• Records for the exercise:
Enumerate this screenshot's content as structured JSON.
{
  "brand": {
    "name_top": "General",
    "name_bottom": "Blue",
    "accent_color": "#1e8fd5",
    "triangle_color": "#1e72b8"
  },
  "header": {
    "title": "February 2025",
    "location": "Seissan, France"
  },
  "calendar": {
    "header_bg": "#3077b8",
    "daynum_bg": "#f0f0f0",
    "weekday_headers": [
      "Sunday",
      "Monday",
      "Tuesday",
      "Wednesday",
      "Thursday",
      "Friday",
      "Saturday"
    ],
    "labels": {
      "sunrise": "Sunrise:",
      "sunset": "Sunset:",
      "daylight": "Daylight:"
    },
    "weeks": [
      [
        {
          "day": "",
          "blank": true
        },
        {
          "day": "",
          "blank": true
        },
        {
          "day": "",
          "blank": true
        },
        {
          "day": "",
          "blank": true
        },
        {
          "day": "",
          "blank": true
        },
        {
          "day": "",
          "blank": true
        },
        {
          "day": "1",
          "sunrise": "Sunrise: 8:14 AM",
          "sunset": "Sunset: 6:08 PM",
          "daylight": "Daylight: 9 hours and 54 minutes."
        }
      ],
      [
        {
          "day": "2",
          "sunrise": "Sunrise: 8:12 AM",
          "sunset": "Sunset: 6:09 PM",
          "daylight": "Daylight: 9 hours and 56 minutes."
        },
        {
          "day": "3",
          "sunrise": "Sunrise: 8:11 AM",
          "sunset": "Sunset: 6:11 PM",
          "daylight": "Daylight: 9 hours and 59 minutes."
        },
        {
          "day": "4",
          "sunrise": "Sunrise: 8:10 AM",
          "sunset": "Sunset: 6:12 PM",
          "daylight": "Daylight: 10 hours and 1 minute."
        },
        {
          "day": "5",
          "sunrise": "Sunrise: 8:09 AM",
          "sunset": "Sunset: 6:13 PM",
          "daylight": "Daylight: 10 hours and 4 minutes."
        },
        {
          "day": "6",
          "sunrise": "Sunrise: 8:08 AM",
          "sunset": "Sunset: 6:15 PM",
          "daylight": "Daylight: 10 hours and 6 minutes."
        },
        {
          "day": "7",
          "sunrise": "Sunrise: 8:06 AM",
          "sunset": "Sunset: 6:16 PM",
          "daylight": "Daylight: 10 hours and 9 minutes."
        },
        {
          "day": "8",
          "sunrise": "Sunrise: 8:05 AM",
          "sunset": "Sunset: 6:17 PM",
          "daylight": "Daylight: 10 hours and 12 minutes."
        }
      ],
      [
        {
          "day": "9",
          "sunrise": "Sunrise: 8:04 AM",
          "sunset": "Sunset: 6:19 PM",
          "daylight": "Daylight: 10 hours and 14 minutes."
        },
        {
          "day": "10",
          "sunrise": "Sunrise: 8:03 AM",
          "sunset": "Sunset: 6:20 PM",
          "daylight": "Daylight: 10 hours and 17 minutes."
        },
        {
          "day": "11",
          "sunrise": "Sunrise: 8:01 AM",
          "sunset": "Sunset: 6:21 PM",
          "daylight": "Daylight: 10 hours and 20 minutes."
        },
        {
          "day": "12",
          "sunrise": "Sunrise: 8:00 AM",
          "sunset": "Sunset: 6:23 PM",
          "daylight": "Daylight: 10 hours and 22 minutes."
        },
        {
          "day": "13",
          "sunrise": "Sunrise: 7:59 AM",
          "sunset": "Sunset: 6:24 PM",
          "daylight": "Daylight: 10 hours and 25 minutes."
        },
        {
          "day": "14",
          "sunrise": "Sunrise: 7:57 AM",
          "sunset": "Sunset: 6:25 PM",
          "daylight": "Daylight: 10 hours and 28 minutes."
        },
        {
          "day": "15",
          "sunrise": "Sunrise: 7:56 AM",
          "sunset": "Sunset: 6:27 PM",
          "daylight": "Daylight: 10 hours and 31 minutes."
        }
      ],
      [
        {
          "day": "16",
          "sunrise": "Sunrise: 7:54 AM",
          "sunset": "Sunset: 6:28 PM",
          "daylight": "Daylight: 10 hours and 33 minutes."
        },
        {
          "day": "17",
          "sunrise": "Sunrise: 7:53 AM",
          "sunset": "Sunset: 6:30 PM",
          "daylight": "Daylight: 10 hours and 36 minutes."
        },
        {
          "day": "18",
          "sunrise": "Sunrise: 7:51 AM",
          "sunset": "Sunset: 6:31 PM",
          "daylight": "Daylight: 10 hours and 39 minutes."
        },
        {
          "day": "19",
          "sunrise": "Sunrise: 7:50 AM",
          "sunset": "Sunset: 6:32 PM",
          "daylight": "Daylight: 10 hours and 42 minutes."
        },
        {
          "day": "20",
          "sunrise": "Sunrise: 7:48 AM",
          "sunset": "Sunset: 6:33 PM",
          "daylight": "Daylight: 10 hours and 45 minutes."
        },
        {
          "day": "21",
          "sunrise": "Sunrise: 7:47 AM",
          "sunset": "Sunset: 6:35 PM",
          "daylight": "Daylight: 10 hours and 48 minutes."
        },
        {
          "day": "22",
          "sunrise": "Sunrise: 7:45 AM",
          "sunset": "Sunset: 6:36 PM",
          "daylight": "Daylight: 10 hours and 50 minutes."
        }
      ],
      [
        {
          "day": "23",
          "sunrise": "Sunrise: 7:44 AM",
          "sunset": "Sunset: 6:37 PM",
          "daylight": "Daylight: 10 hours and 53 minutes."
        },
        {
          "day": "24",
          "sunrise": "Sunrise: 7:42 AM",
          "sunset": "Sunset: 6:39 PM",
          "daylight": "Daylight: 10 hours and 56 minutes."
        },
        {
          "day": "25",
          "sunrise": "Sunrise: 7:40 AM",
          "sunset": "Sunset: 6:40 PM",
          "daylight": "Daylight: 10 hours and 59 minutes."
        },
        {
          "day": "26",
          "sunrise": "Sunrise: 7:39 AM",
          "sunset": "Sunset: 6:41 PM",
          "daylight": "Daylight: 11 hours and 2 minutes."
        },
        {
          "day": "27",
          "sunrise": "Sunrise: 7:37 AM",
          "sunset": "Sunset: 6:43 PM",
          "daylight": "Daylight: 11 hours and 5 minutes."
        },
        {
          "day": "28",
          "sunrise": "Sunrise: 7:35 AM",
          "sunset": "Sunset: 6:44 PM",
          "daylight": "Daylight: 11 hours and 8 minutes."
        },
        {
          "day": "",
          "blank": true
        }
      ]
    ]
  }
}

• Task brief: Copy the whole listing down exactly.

• Response below:
Enumerate this screenshot's content as structured JSON.
{
  "brand": {
    "name_top": "General",
    "name_bottom": "Blue",
    "accent_color": "#1e8fd5",
    "triangle_color": "#1e72b8"
  },
  "header": {
    "title": "February 2025",
    "location": "Seissan, France"
  },
  "calendar": {
    "header_bg": "#3077b8",
    "daynum_bg": "#f0f0f0",
    "weekday_headers": [
      "Sunday",
      "Monday",
      "Tuesday",
      "Wednesday",
      "Thursday",
      "Friday",
      "Saturday"
    ],
    "labels": {
      "sunrise": "Sunrise:",
      "sunset": "Sunset:",
      "daylight": "Daylight:"
    },
    "weeks": [
      [
        {
          "day": "",
          "blank": true
        },
        {
          "day": "",
          "blank": true
        },
        {
          "day": "",
          "blank": true
        },
        {
          "day": "",
          "blank": true
        },
        {
          "day": "",
          "blank": true
        },
        {
          "day": "",
          "blank": true
        },
        {
          "day": "1",
          "sunrise": "Sunrise: 8:14 AM",
          "sunset": "Sunset: 6:08 PM",
          "daylight": "Daylight: 9 hours and 54 minutes."
        }
      ],
      [
        {
          "day": "2",
          "sunrise": "Sunrise: 8:12 AM",
          "sunset": "Sunset: 6:09 PM",
          "daylight": "Daylight: 9 hours and 56 minutes."
        },
        {
          "day": "3",
          "sunrise": "Sunrise: 8:11 AM",
          "sunset": "Sunset: 6:11 PM",
          "daylight": "Daylight: 9 hours and 59 minutes."
        },
        {
          "day": "4",
          "sunrise": "Sunrise: 8:10 AM",
          "sunset": "Sunset: 6:12 PM",
          "daylight": "Daylight: 10 hours and 1 minute."
        },
        {
          "day": "5",
          "sunrise": "Sunrise: 8:09 AM",
          "sunset": "Sunset: 6:13 PM",
          "daylight": "Daylight: 10 hours and 4 minutes."
        },
        {
          "day": "6",
          "sunrise": "Sunrise: 8:08 AM",
          "sunset": "Sunset: 6:15 PM",
          "daylight": "Daylight: 10 hours and 6 minutes."
        },
        {
          "day": "7",
          "sunrise": "Sunrise: 8:06 AM",
          "sunset": "Sunset: 6:16 PM",
          "daylight": "Daylight: 10 hours and 9 minutes."
        },
        {
          "day": "8",
          "sunrise": "Sunrise: 8:05 AM",
          "sunset": "Sunset: 6:17 PM",
          "daylight": "Daylight: 10 hours and 12 minutes."
        }
      ],
      [
        {
          "day": "9",
          "sunrise": "Sunrise: 8:04 AM",
          "sunset": "Sunset: 6:19 PM",
          "daylight": "Daylight: 10 hours and 14 minutes."
        },
        {
          "day": "10",
          "sunrise": "Sunrise: 8:03 AM",
          "sunset": "Sunset: 6:20 PM",
          "daylight": "Daylight: 10 hours and 17 minutes."
        },
        {
          "day": "11",
          "sunrise": "Sunrise: 8:01 AM",
          "sunset": "Sunset: 6:21 PM",
          "daylight": "Daylight: 10 hours and 20 minutes."
        },
        {
          "day": "12",
          "sunrise": "Sunrise: 8:00 AM",
          "sunset": "Sunset: 6:23 PM",
          "daylight": "Daylight: 10 hours and 22 minutes."
        },
        {
          "day": "13",
          "sunrise": "Sunrise: 7:59 AM",
          "sunset": "Sunset: 6:24 PM",
          "daylight": "Daylight: 10 hours and 25 minutes."
        },
        {
          "day": "14",
          "sunrise": "Sunrise: 7:57 AM",
          "sunset": "Sunset: 6:25 PM",
          "daylight": "Daylight: 10 hours and 28 minutes."
        },
        {
          "day": "15",
          "sunrise": "Sunrise: 7:56 AM",
          "sunset": "Sunset: 6:27 PM",
          "daylight": "Daylight: 10 hours and 31 minutes."
        }
      ],
      [
        {
          "day": "16",
          "sunrise": "Sunrise: 7:54 AM",
          "sunset": "Sunset: 6:28 PM",
          "daylight": "Daylight: 10 hours and 33 minutes."
        },
        {
          "day": "17",
          "sunrise": "Sunrise: 7:53 AM",
          "sunset": "Sunset: 6:30 PM",
          "daylight": "Daylight: 10 hours and 36 minutes."
        },
        {
          "day": "18",
          "sunrise": "Sunrise: 7:51 AM",
          "sunset": "Sunset: 6:31 PM",
          "daylight": "Daylight: 10 hours and 39 minutes."
        },
        {
          "day": "19",
          "sunrise": "Sunrise: 7:50 AM",
          "sunset": "Sunset: 6:32 PM",
          "daylight": "Daylight: 10 hours and 42 minutes."
        },
        {
          "day": "20",
          "sunrise": "Sunrise: 7:48 AM",
          "sunset": "Sunset: 6:33 PM",
          "daylight": "Daylight: 10 hours and 45 minutes."
        },
        {
          "day": "21",
          "sunrise": "Sunrise: 7:47 AM",
          "sunset": "Sunset: 6:35 PM",
          "daylight": "Daylight: 10 hours and 48 minutes."
        },
        {
          "day": "22",
          "sunrise": "Sunrise: 7:45 AM",
          "sunset": "Sunset: 6:36 PM",
          "daylight": "Daylight: 10 hours and 50 minutes."
        }
      ],
      [
        {
          "day": "23",
          "sunrise": "Sunrise: 7:44 AM",
          "sunset": "Sunset: 6:37 PM",
          "daylight": "Daylight: 10 hours and 53 minutes."
        },
        {
          "day": "24",
          "sunrise": "Sunrise: 7:42 AM",
          "sunset": "Sunset: 6:39 PM",
          "daylight": "Daylight: 10 hours and 56 minutes."
        },
        {
          "day": "25",
          "sunrise": "Sunrise: 7:40 AM",
          "sunset": "Sunset: 6:40 PM",
          "daylight": "Daylight: 10 hours and 59 minutes."
        },
        {
          "day": "26",
          "sunrise": "Sunrise: 7:39 AM",
          "sunset": "Sunset: 6:41 PM",
          "daylight": "Daylight: 11 hours and 2 minutes."
        },
        {
          "day": "27",
          "sunrise": "Sunrise: 7:37 AM",
          "sunset": "Sunset: 6:43 PM",
          "daylight": "Daylight: 11 hours and 5 minutes."
        },
        {
          "day": "28",
          "sunrise": "Sunrise: 7:35 AM",
          "sunset": "Sunset: 6:44 PM",
          "daylight": "Daylight: 11 hours and 8 minutes."
        },
        {
          "day": "",
          "blank": true
        }
      ]
    ]
  }
}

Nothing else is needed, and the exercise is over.